As a result of a recent conversation about racism (following on from a book I read – there’ll be a review here in a day or two) a Brazilian guy on reddit pointed me to an account on Instagram called brasileirasNaoSeCalam. It’s basically one of these accounts that seeks to ginger people up for a particular cause by telling you how absolutely terrible everything is. In this case, quite a lot of the posts are just quotations from Brazilians in other countries recounting times they were victims of racism. The vast majority of them are in Portugal.
It’s quite interesting from a sociological point of view because of course there are racists in every country and knowing what kinds of stereotypes people have about each other tells you something interesting about the country. There is definitely racism against Brazilians in Portugal. I’ve seen videos and I have spoken to people who have some really unpleasant views about them all being thieves and whores, but I’m a bit unclear about the extent of that racism and I’m curious to know more.
But just as there is racism in every country, microaggressions (ie perceived slights which are held to be evidence of a deep seated hostility) are everywhere too, mainly thanks to the steady creep of absolutely terrible ideas from the USA. And my sense is that a lot of these posts fall under that heading. And in a way, that’s interesting in itself because learning what people see as a microaggression can tell you something about the shape of paranoia in a particular demographic. Take this for example:
(I’m doing an online course and my teacher always turns up with two video options for us to watch: one in Brazilian and one in English “for anyone who doesn’t like Brazilian”
From the comments, the reason for the complaint is that some people find the use of “brasileiro” in place of “português de Brasil” to be evidence of hatred, and the fact that she thinks some people might prefer to hear a foreign language rather than a São Paulo accent just adds insult to injury. This seems a little over-sensitive, but more importantly, I think it’s pretty obvious that there are plenty of alternative explanations for why English is being offered alongside Brazilian. For example, Portugal has a pretty good record of welcoming refugees and asylum seekers from Syria, Venezuela and Ukraine, among others. It must be a hard transition for those people to make given how much harder it is to learn portuguese than English. Of course it’s not practical to have videos in every language, but English is practically a universal esperanto these days, and it seems very likely that someone who is still struggling to learn portuguese might find it easier to follow an English language video than one that is in a strong, unfamiliar accent.
The irony is I think the teacher is being unfairly accused of racism just because they are making the course more accessible for all immigrants, and not exclusively catering to the needs of oversensitive Brazilians. Quite a lot of the quotes on the site are in the same vein: they’re minor or open to more charitable interpretation or just frankly unlikely-sounding.
Don’t get me wrong, there are definitely some real racist incidents on there, but I get the impression it’s one of those accounts where all the followers want to tell their victimhood story and the net effect is that it becomes a huge echo chamber and everyone inside is in a state of constant fear and rage, way out of proportion to the real situation.
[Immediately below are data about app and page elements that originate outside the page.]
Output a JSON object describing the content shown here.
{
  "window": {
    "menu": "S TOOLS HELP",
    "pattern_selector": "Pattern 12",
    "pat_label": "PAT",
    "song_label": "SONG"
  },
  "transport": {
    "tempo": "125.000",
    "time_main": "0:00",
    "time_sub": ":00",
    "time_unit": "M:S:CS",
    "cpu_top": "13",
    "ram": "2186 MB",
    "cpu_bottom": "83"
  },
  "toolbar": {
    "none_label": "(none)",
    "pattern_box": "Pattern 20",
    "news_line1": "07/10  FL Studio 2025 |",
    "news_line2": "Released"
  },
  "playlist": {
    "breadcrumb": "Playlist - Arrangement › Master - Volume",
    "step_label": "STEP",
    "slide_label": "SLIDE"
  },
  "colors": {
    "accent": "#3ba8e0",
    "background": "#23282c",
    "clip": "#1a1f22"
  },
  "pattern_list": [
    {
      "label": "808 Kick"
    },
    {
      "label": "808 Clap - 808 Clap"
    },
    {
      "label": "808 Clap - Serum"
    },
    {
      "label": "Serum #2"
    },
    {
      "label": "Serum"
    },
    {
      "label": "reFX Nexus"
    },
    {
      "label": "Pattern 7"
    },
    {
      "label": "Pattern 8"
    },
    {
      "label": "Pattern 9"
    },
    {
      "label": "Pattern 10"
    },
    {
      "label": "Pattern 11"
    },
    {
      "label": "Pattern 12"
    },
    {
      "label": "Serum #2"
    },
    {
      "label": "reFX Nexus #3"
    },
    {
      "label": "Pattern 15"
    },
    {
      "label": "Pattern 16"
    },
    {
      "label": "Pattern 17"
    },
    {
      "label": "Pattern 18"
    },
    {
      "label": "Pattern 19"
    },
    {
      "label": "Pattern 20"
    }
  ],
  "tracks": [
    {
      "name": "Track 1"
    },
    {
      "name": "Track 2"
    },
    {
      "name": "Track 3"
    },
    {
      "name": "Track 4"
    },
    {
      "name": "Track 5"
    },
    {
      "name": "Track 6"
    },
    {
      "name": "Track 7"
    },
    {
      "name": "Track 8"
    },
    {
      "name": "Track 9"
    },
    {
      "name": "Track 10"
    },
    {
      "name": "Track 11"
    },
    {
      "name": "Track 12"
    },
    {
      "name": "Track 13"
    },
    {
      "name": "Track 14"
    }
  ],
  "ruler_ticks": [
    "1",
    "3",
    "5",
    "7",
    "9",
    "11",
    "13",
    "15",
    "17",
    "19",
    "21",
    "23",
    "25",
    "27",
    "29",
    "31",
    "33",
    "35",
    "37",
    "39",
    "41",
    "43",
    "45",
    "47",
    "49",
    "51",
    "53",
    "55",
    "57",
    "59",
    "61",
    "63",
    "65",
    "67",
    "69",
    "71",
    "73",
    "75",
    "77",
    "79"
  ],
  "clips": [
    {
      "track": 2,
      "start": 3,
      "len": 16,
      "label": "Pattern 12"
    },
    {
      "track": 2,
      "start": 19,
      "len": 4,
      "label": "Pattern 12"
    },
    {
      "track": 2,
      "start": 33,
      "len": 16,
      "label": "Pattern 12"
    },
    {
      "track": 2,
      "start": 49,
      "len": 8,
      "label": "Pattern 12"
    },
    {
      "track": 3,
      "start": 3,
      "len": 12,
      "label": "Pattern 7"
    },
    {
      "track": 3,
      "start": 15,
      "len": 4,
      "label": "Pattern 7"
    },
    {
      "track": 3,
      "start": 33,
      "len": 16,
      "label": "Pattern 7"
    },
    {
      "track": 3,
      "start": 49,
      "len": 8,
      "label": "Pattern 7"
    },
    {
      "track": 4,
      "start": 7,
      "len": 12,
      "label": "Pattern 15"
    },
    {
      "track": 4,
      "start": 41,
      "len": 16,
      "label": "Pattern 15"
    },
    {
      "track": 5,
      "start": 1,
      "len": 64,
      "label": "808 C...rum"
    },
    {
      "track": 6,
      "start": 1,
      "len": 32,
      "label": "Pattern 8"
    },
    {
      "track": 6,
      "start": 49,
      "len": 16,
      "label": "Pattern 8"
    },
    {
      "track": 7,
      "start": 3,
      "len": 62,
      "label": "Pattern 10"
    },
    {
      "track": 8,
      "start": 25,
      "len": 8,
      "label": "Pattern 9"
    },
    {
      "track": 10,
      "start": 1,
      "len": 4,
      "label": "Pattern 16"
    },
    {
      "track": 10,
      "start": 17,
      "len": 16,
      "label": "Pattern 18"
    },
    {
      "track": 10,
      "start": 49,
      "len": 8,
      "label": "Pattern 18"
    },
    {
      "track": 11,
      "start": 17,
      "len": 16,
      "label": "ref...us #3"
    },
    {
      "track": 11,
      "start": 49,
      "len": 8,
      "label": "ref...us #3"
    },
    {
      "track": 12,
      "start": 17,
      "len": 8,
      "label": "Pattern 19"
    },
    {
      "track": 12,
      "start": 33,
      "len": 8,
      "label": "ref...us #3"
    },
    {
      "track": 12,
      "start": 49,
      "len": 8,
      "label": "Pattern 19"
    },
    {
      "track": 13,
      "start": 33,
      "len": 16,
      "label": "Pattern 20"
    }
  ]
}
I’d love to find some good journalism on the subject though. When I say good journalism I mean (a) uses data competently and thoughtfully and (b) doesn’t pepper their narrative with the word ‘privilege’.